Are you writing history or are you changing history with these films?
I was asked from the very beginning to do this work by survivors. It was Adi who first encouraged me. When I was first filming the survivors back in 2003, he then encouraged me to film the perpetrators. When the survivors were not allowed to make the film with me, he then watched as much as he could of what I was shooting with the perpetrators. It was Adi who then insisted that he could meet the perpetrators in 2012 when I returned to make “The Look of Silence.” It was the survivors, Adi’s family, the survivors community more broadly, the Indonesian human rights community as a whole, who encouraged me to do this work. I always felt in a funny way that I was not a foreign filmmaker coming in to expose a terrible political situation for the outside world. I felt that I was being entrusted to do a work that they couldn’t in order to intervene in the mechanisms of fear inside Indonesia. I’m humbled by the impact that the two films have made.
“The Act of Killing” has fundamentally transformed the way of Indonesia talking about its past with the mainstream media now talking about the genocide as a genocide and talking honestly about the regime of fear and corruption that the perpetrators have built into that space. There is a sense that the film has come to Indonesia, the second film as well, Like the child in “The Emperor’s New Clothes,” saying look how torn our society is, look at the prison of fear in which we are being asked to raise our children and we can no longer ignore this.
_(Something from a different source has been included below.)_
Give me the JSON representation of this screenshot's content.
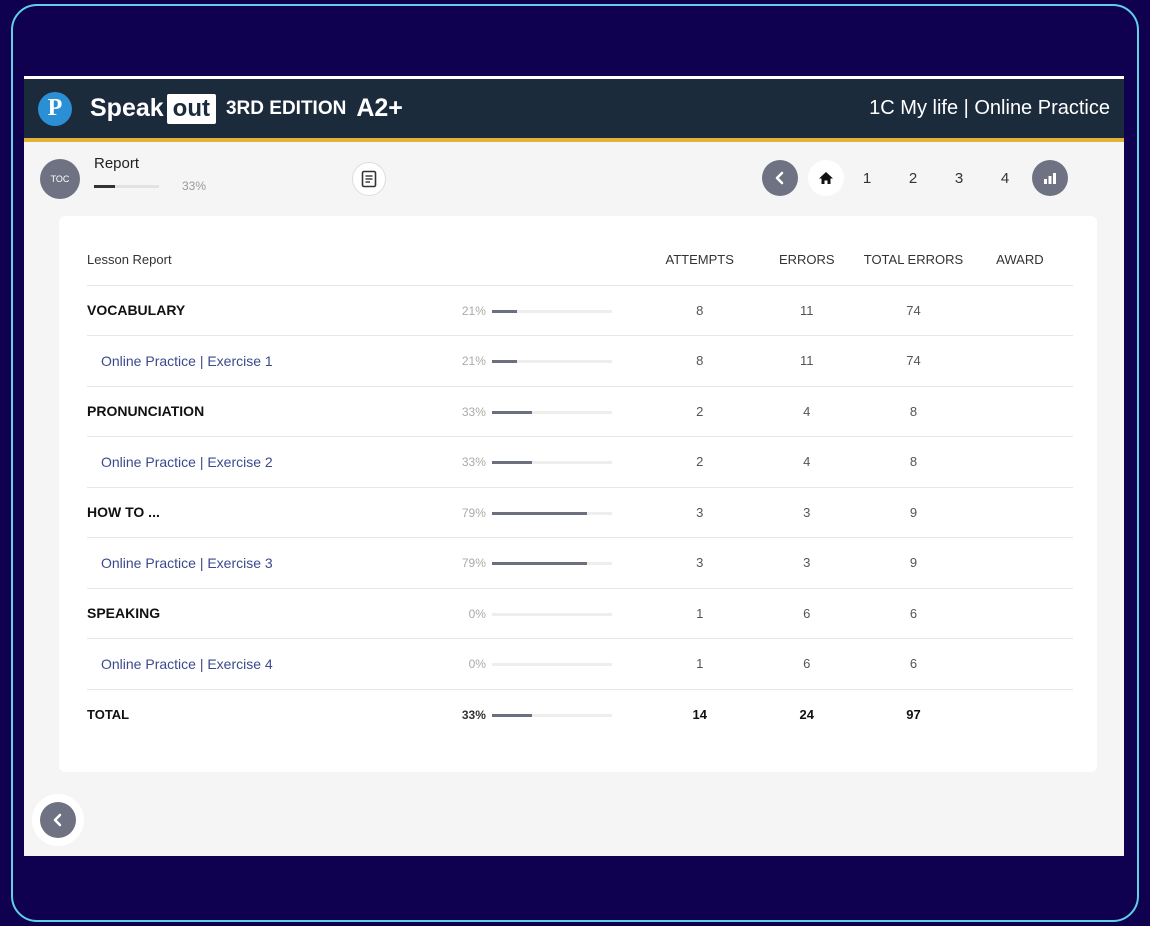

We have to support truth and reconciliation and some form of justice. And with justice, with truth comes a revision of the nation’s history curriculum, so a part of that movement is demanding a change of the national history curriculum which is still being taught in the way that we see in the film. So the teachers around the country until the government changes the curriculum can say, “This is what we’re supposed to teach you and now this movie is the truth.”